Reddit will seek permission from the person who created the original post and should they accept, they'll receive a lifetime of Reddit Gold, a paid feature that grants extra benefits on the platform, but is mainly seen as an upvote on steroids.
The company will have a team of strategists who will work with brands like Coca-Cola and eBay, among others, to inform them of organic posts that have potential to become Promoted User Posts.
The move to generate revenue off user generated content will surely ruffle some feathers among Reddit users, but the company sees its move as an opportunity to introduce more brands to its community and platform.
"There are car enthusiasts on Reddit," Mr. Huffman said. "Makeup addicts, people who discuss movies, books and video games where these commercial relationships are already developing with our users. It is not a stretch for the advertiser to come in here and engage with our audience."
Reddit's other ad offering includes native ads that look like user posts, but are highlighted as promoted. Those are created by brands, not users. The bulk of the company's ad revenue comes from desktop, not mobile, according to Reddit, but executives declined to discuss revenue figures in greater detail.
Growing up to be as big as Facebook
When Mr. Huffman and Mr. Ohanian cofounded Reddit in 2005 the two didn't create a business plan because they didn't think they needed one. In fairness, both were 22 at the time and when Conde Nast acquired their company for an undisclosed amount in 2006, the two felt they hand swindled the publishing giant, according to Mr. Huffman.
But much has changed since then. Reddit spun out from Conde Nast in 2012 and now operates independently, though Conde parent Advance Publications is still the largest shareholder. Today, the company has more than 130 employees, up from 60 nearly two years ago. In July of last year, Mr. Huffman announced he would return as CEO after a tumultuous eight month stint under then interim CEO Ellen Pao.

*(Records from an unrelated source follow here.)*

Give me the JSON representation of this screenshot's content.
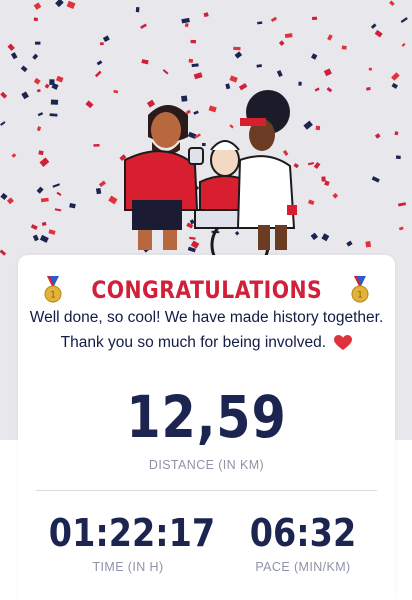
{
  "hero": {
    "illustration": "three runners celebrating with confetti"
  },
  "card": {
    "title": "CONGRATULATIONS",
    "message_line1": "Well done, so cool! We have made history together.",
    "message_line2": "Thank you so much for being involved.",
    "icons": {
      "left": "medal-icon",
      "right": "medal-icon",
      "end": "heart-icon"
    },
    "distance": {
      "value": "12,59",
      "label": "DISTANCE (IN KM)"
    },
    "time": {
      "value": "01:22:17",
      "label": "TIME (IN H)"
    },
    "pace": {
      "value": "06:32",
      "label": "PACE (MIN/KM)"
    }
  },
  "colors": {
    "accent": "#d1213a",
    "navy": "#1c2550",
    "muted": "#8f93a6",
    "hero_bg": "#e8e8ec"
  }
}
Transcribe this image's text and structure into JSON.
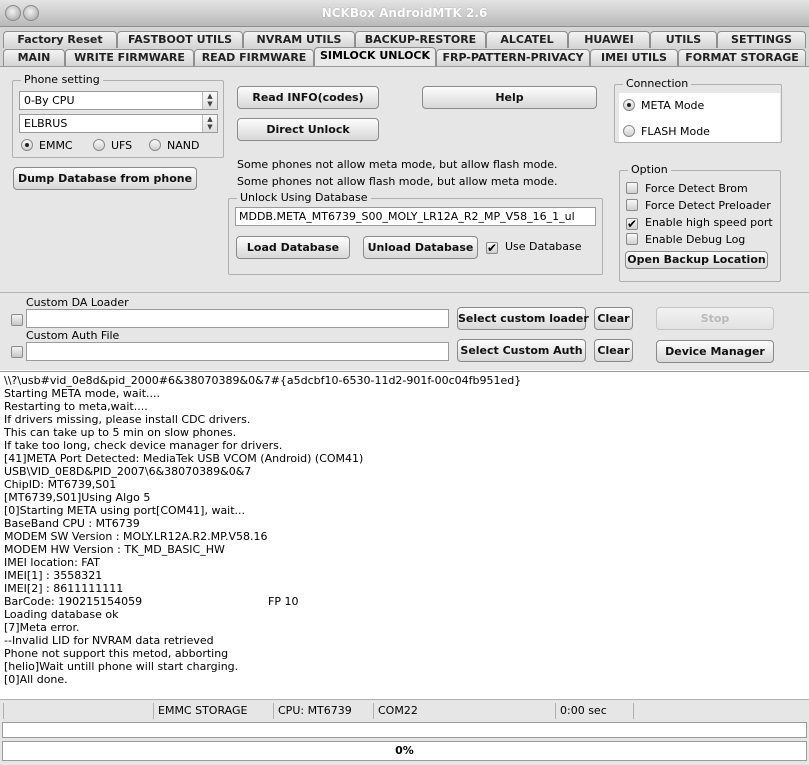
{
  "window": {
    "title": "NCKBox AndroidMTK 2.6"
  },
  "tabs_row1": [
    "Factory Reset",
    "FASTBOOT UTILS",
    "NVRAM UTILS",
    "BACKUP-RESTORE",
    "ALCATEL",
    "HUAWEI",
    "UTILS",
    "SETTINGS"
  ],
  "tabs_row2": [
    "MAIN",
    "WRITE FIRMWARE",
    "READ FIRMWARE",
    "SIMLOCK UNLOCK",
    "FRP-PATTERN-PRIVACY",
    "IMEI UTILS",
    "FORMAT STORAGE"
  ],
  "active_tab": "SIMLOCK UNLOCK",
  "phone_setting": {
    "title": "Phone setting",
    "cpu_select": "0-By CPU",
    "model_select": "ELBRUS",
    "storage_options": [
      "EMMC",
      "UFS",
      "NAND"
    ],
    "storage_selected": "EMMC"
  },
  "buttons": {
    "read_info": "Read INFO(codes)",
    "help": "Help",
    "direct_unlock": "Direct Unlock",
    "dump_database": "Dump Database from phone",
    "load_database": "Load Database",
    "unload_database": "Unload Database",
    "open_backup": "Open Backup Location",
    "select_custom_loader": "Select custom loader",
    "select_custom_auth": "Select Custom Auth",
    "clear": "Clear",
    "stop": "Stop",
    "device_manager": "Device Manager"
  },
  "info_lines": [
    "Some phones not allow meta mode, but allow flash mode.",
    "Some phones not allow flash mode, but allow meta mode."
  ],
  "unlock_db": {
    "title": "Unlock Using Database",
    "path": "MDDB.META_MT6739_S00_MOLY_LR12A_R2_MP_V58_16_1_ul",
    "use_database_label": "Use Database",
    "use_database_checked": true
  },
  "connection": {
    "title": "Connection",
    "options": [
      "META Mode",
      "FLASH Mode"
    ],
    "selected": "META Mode"
  },
  "option": {
    "title": "Option",
    "items": [
      {
        "label": "Force Detect Brom",
        "checked": false
      },
      {
        "label": "Force Detect Preloader",
        "checked": false
      },
      {
        "label": "Enable high speed port",
        "checked": true
      },
      {
        "label": "Enable Debug Log",
        "checked": false
      }
    ]
  },
  "custom": {
    "da_label": "Custom DA Loader",
    "da_value": "",
    "auth_label": "Custom Auth File",
    "auth_value": ""
  },
  "log_lines": [
    "\\\\?\\usb#vid_0e8d&pid_2000#6&38070389&0&7#{a5dcbf10-6530-11d2-901f-00c04fb951ed}",
    "Starting META mode, wait....",
    "Restarting to meta,wait....",
    "If drivers missing, please install CDC drivers.",
    "This can take up to 5 min on slow phones.",
    "If take too long, check device manager for drivers.",
    "[41]META Port Detected: MediaTek USB VCOM (Android) (COM41)",
    "USB\\VID_0E8D&PID_2007\\6&38070389&0&7",
    "ChipID: MT6739,S01",
    "[MT6739,S01]Using Algo 5",
    "[0]Starting META using port[COM41], wait...",
    "BaseBand CPU : MT6739",
    "MODEM SW Version : MOLY.LR12A.R2.MP.V58.16",
    "MODEM HW Version : TK_MD_BASIC_HW",
    "IMEI location: FAT",
    "IMEI[1] : 3558321",
    "IMEI[2] : 8611111111",
    "BarCode: 190215154059                                    FP 10",
    "Loading database ok",
    "[7]Meta error.",
    "--Invalid LID for NVRAM data retrieved",
    "Phone not support this metod, abborting",
    "[helio]Wait untill phone will start charging.",
    "[0]All done."
  ],
  "status": {
    "storage": "EMMC STORAGE",
    "cpu": "CPU: MT6739",
    "com": "COM22",
    "time": "0:00 sec"
  },
  "progress": {
    "value_percent": 0,
    "label": "0%"
  }
}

"Comparing us to teenagers is totally accurate," Mr. Huffman said. "We are a developing company and we are taking this very seriously. We are learning to be adults here."
According to Reddit's aspirations, adulthood means being as big as Facebook, but the platform has quite some way to go. Reddit saw about 52 million users in the U.S. in June, up from 28 million from the previous year, according to ComScore. That's about a quarter of Facebook's U.S. audience last month of 209 million, ComScore said.

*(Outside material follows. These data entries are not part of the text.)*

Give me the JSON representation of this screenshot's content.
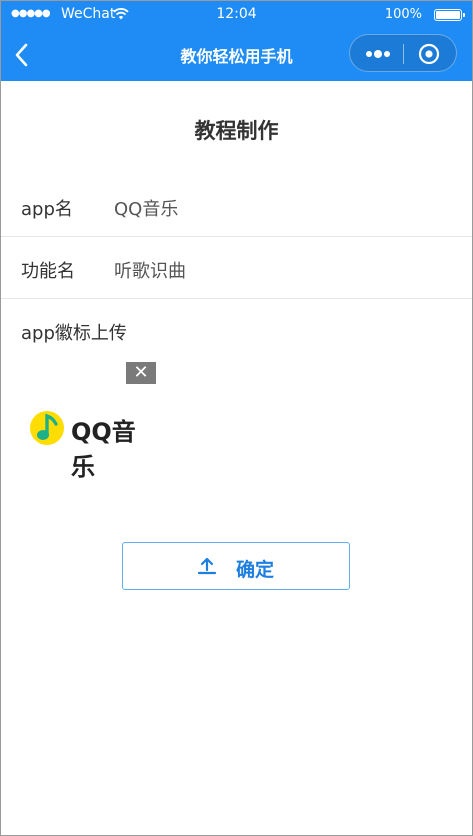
{
  "status_bar": {
    "signal_dots": "●●●●●",
    "carrier": "WeChat",
    "time": "12:04",
    "battery": "100%"
  },
  "nav": {
    "title": "教你轻松用手机",
    "back_icon": "chevron-left-icon",
    "more_icon": "more-dots-icon",
    "close_icon": "target-close-icon",
    "background_color": "#1f8cf5"
  },
  "page": {
    "title": "教程制作"
  },
  "form": {
    "app_name_label": "app名",
    "app_name_value": "QQ音乐",
    "function_label": "功能名",
    "function_value": "听歌识曲",
    "icon_upload_label": "app徽标上传",
    "delete_symbol": "✕"
  },
  "uploaded_logo": {
    "text": "QQ音乐",
    "icon": "qq-music-note-icon",
    "icon_color": "#ffdd00",
    "note_color": "#1db08a"
  },
  "confirm_button": {
    "label": "确定",
    "icon": "upload-icon",
    "color": "#1f7fe0"
  }
}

The company says about half of its traffic comes from the U.S., with the bulk of it originating from mobile, and that it can reach the billion-user mark by expanding its platform globally, something it has put little effort into doing until now.

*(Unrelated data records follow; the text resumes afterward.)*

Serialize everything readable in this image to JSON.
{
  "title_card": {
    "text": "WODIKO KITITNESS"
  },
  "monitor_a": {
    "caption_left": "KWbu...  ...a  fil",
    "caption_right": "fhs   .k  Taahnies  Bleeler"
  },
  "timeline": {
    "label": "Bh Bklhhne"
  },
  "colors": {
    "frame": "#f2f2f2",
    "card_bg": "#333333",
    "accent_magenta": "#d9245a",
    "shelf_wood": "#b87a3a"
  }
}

"We have a much, much larger population in the world that we have not even begun to go after," said Mr. Ohanian, who returned along with Mr. Huffman last summer.
"Of course, Facebook and Reddit serve different needs for people," Mr. Huffman said. "There will never be total overlap so I don't think you have to choose one or the other. On Facebook, you have your real world identity and your friends, and that is important to people. But on Reddit you have all the other facets of your persona and you can talk about things you can't talk about with your friends and family."
Reddit's mobile app, released in April, is a big part of its plans to grow both its user base and revenue. It has generally received praise for its design and functionality, and may pave the way for a redesign of the desktop website, which has received few updates since 2005 and is often seen as a barrier to new users.
"I will say what was so nice on mobile is it allowed us to reimagine what Reddit could be visually," said Zubair Jandali, VP of sales at Reddit. "What we're probably going to do is let our desktop site take its cues from our mobile experience and attempt to mimic those parts of it that make sense for the platform."
"It is a long way of saying if you want to see what the future of Reddit desktop looks like, look at mobile," he added.